And remember too that when Abraham Lincoln took office the entire Southern congressional delegation left - Obama has accomplished what he has in the face of the most vicious, partisan and obstructionist opposition in American history.

The Times may well be hopelessly craven, but why are the rest of walking around with such a feeling of dread, convinced that a collection of aging white tea-partiers and Palin-ites will take over Washington in November? Let's all take a deep breath, realize how far we've come in the past year, and put the gloves back on. We should all be relishing the opportunity to take on the Party of No and hold them accountable for holding the nation back.

Friday, February 26, 2010

The God That Failed

When I was growing up, one of the feeble responses made by those who still clung to the hope that communism might still triumph as a system of political economy, in the face of all the evidence that it wouldn't, was to insist that it hadn't really been tried. That in the Soviet Union and in China (and in North Korea and Cambodia too I suppose) the real utopian dreams of communism had been perverted into the dystopian nightmares of the Gulag and the Cultural Revolution.

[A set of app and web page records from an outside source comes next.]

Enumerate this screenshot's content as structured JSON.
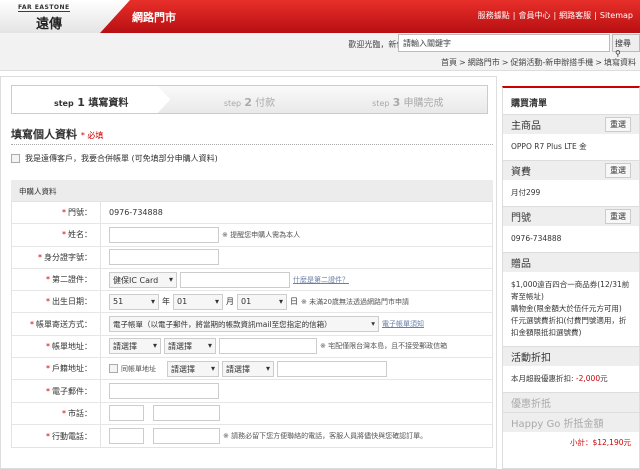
{
  "header": {
    "logo_en": "FAR EASTONE",
    "logo_zh": "遠傳",
    "store": "網路門市",
    "links": [
      "服務據點",
      "會員中心",
      "網路客服",
      "Sitemap"
    ]
  },
  "topbar": {
    "welcome": "歡迎光臨，新使用者? 加入會員 | 登入",
    "search_placeholder": "請輸入關鍵字",
    "search_btn": "搜尋",
    "breadcrumb": [
      "首頁",
      "網路門市",
      "促銷活動-新申辦搭手機",
      "填寫資料"
    ]
  },
  "steps": [
    {
      "step": "step",
      "num": "1",
      "label": "填寫資料"
    },
    {
      "step": "step",
      "num": "2",
      "label": "付款"
    },
    {
      "step": "step",
      "num": "3",
      "label": "申購完成"
    }
  ],
  "form": {
    "title": "填寫個人資料",
    "required": "* 必填",
    "merge_label": "我是遠傳客戶，我要合併帳單 (可免填部分申購人資料)",
    "section": "申購人資料",
    "rows": {
      "phone": {
        "label": "門號：",
        "value": "0976-734888"
      },
      "name": {
        "label": "姓名：",
        "note": "※ 提醒您申購人需為本人"
      },
      "id": {
        "label": "身分證字號："
      },
      "second_id": {
        "label": "第二證件：",
        "select": "健保IC Card",
        "link": "什麼是第二證件？"
      },
      "birth": {
        "label": "出生日期：",
        "year": "51",
        "year_unit": "年",
        "month": "01",
        "month_unit": "月",
        "day": "01",
        "day_unit": "日",
        "note": "※ 未滿20歲無法透過網路門市申請"
      },
      "bill_method": {
        "label": "帳單寄送方式：",
        "select": "電子帳單（以電子郵件，將當期的帳款資訊mail至您指定的信箱）",
        "link": "電子帳單須知"
      },
      "bill_addr": {
        "label": "帳單地址：",
        "sel1": "請選擇",
        "sel2": "請選擇",
        "note": "※ 宅配僅限台灣本島，且不接受郵政信箱"
      },
      "home_addr": {
        "label": "戶籍地址：",
        "same": "同帳單地址",
        "sel1": "請選擇",
        "sel2": "請選擇"
      },
      "email": {
        "label": "電子郵件："
      },
      "tel": {
        "label": "市話："
      },
      "mobile": {
        "label": "行動電話：",
        "note": "※ 請務必留下您方便聯絡的電話，客服人員將儘快與您確認訂單。"
      }
    }
  },
  "cart": {
    "title": "購買清單",
    "reselect": "重選",
    "main_label": "主商品",
    "main": "OPPO R7 Plus LTE 金",
    "plan_label": "資費",
    "plan": "月付299",
    "num_label": "門號",
    "num": "0976-734888",
    "gift_label": "贈品",
    "gifts": [
      "$1,000遠百四合一商品券(12/31前寄至帳址)",
      "購物金(限金額大於伍仟元方可用)",
      "仟元選號費折扣(付費門號適用，折扣金額限抵扣選號費)"
    ],
    "disc_label": "活動折扣",
    "disc_text": "本月超殺優惠折扣:",
    "disc_amt": "-2,000",
    "disc_unit": "元",
    "promo_label": "優惠折抵",
    "hg_label": "Happy Go 折抵金額",
    "subtotal": "小計：$12,190元"
  }
}
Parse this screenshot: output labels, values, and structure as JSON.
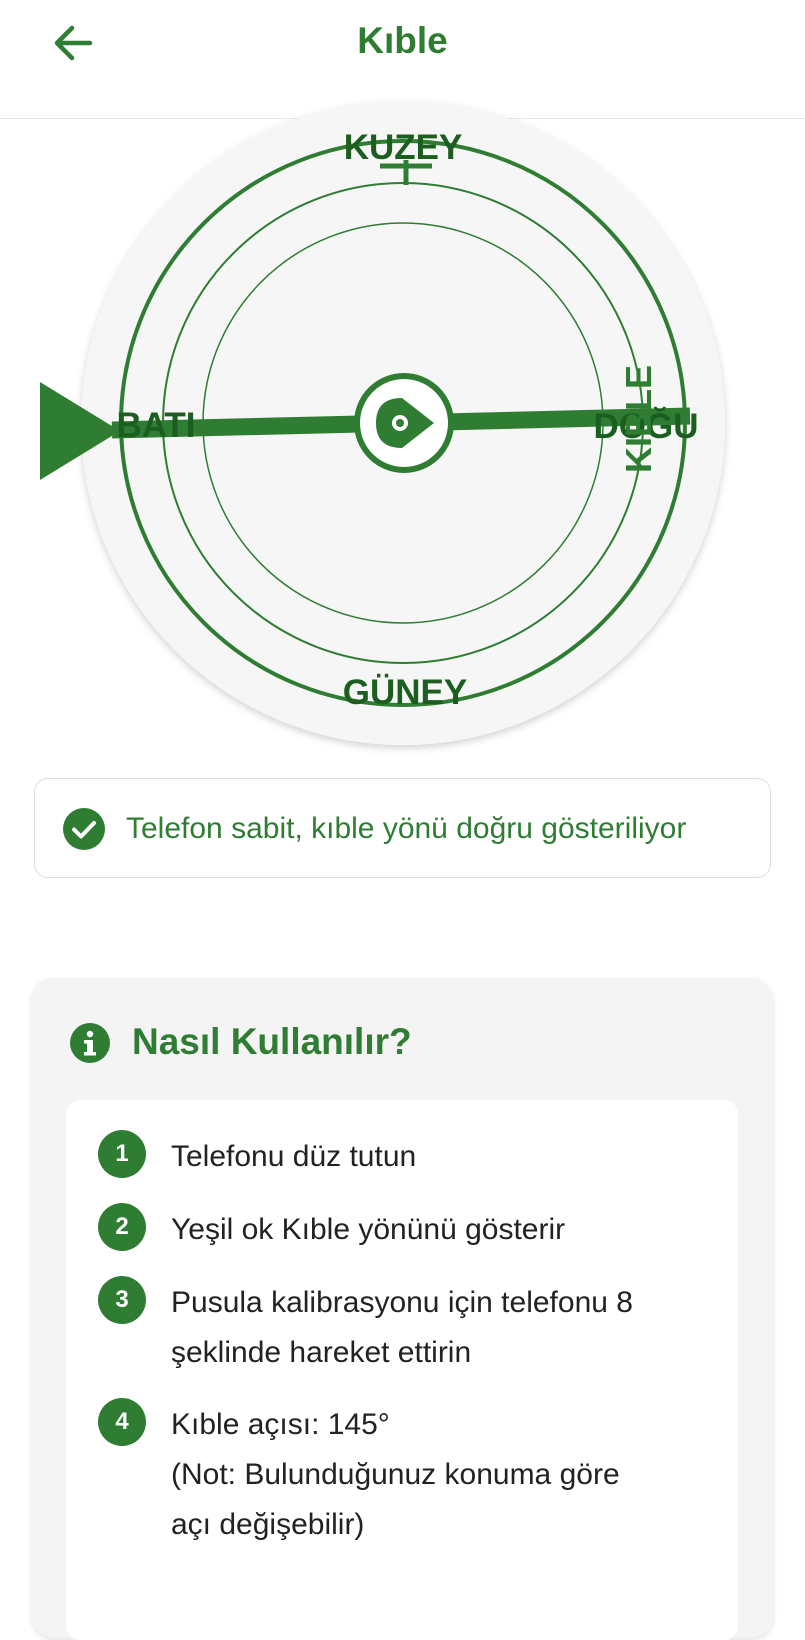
{
  "header": {
    "title": "Kıble",
    "back_icon": "arrow-left-icon"
  },
  "compass": {
    "north": "KUZEY",
    "south": "GÜNEY",
    "east": "DOĞU",
    "west": "BATI",
    "qibla_label": "KIBLE",
    "qibla_angle_deg": 145,
    "accent_color": "#2e7d32"
  },
  "status": {
    "icon": "check-circle-icon",
    "text": "Telefon sabit, kıble yönü doğru gösteriliyor"
  },
  "help": {
    "icon": "info-icon",
    "title": "Nasıl Kullanılır?",
    "steps": [
      {
        "num": "1",
        "line1": "Telefonu düz tutun"
      },
      {
        "num": "2",
        "line1": "Yeşil ok Kıble yönünü gösterir"
      },
      {
        "num": "3",
        "line1": "Pusula kalibrasyonu için telefonu 8",
        "line2": "şeklinde hareket ettirin"
      },
      {
        "num": "4",
        "line1": "Kıble açısı: 145°",
        "line2": "(Not: Bulunduğunuz konuma göre",
        "line3": "açı değişebilir)"
      }
    ]
  }
}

Those late-night dorm-room debates came back to me yesterday as I listened to Tennessee Senator Lamar Alexander (and to every other Republican who said anything) at the health care summit at Blair House. There they sat telling us the free market would really work, it really would fix the disaster that is our health insurance system. Really. See, the free market in health insurance hasn't really been tried, just like communism in China. There they sat, praying to the god that has failed so abjectly and insisting that the rest of us do the same.

These are free- market fundamentalists, after all, and like true-believers of any sort to acknowledge that something might be wrong with their world-view would be to have the whole edifice come crumbling down. And just like Mao's apologists a generation ago, these people will never permit reality to intrude on that world-view.

The fact that we already have a market (and profit) driven health insurance system and the fact that it has failed is beside the point. Since the free market must always generate the best outcome, the state of our health insurance system must be our fault, not the fault of the models that get generated by free market fundamentalist economists.

President Obama deserves credit for taking what looked like a piece of pure political theater and attempting to turn into something more substantive. And it certainly did make clear that the substance of the Republican position is to obstruct, to object, to critique and to put nothing of substance on the table.

So yesterday's event has left us exactly where we have been for some time. Bi-partisan compromise on health insurance reform was never a live option. Two questions remain. First, will Democrats, who enjoy bigger majorities than George Bush ever did in both houses, straighten up and fly right on this issue? And second, will the White House turn the health insurance issue to its political advantage as the November elections approach. At the moment, I don't feel good about either of those things.